>> George Schultz always said that was the most important foreign policy decision Ronald Reagan ever made. People understood immediately he did what he said he was going to — that he did what he said he was going to do. Look, in this instance, the president had it within his ability to come out and to say, this is what we know. This is what we’re going to find out. This is who we know is involved right now. We’re going to hold them accountable immediately. And we’re going to get to the bottom of this. To make very clear that dissent is as American as apple pie. That his political opponents are not his enemies. And that his political opponents, people who profoundly disagree with him, have a constitutionally protected right to do so. And as commander in chief, as president of the United States, he is first in line to defend it. And that’s what he should have done. And the slow roll of information, the evolving story that comes out every day, it hasn’t impacted his approval numbers yet. But we’re still very, very early in this. This is trending in a bad way. Because a lot of these situations, a lot of these scandals are puffed up. They’re overblown. It’s not a big deal. But the overreach of the justice department with members of the press, the overreach of the IRS here with these other groups, it’s profoundly disturbing.
>> I think your dog thinks you’re overreaching right there, by the way, Steve. That last line. I’m telling you one thing. This could be a time of shining opportunity for this president. The unemployment rate is coming down. The stock market’s going up. The deficit is coming down. This could be a time for him to come into bloom. And to really fight for things important like immigration reform. Instead, we’re playing defense instead of offense. He should have been on offense. It’s so easy; I got to say I wonder. I just wonder. Howard fineman, thank you. Steve Schmidt. Great to have your strategic thinks.

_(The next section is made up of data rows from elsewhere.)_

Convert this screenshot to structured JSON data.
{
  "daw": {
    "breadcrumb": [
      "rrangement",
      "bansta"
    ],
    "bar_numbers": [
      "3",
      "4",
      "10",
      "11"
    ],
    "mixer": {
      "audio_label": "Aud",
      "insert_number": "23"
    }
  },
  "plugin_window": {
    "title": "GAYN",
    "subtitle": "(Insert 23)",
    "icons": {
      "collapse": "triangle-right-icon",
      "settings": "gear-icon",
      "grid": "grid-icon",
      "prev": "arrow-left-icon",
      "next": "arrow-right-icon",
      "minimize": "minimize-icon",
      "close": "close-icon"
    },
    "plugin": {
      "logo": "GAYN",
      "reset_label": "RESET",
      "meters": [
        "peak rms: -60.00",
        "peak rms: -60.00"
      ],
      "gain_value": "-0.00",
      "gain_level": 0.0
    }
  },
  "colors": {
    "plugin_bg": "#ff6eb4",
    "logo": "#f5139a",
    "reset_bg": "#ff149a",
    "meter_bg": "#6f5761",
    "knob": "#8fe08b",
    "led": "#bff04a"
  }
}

>>> What happened in the Cincinnati IRS? We are going into the bowels of that office and talk about what happened to screw that up. Who directed those workers to target their enemies? What happened? We’ve got really good reporters coming up. also experts who ran that lonely IRS outpost that has given us so much trouble.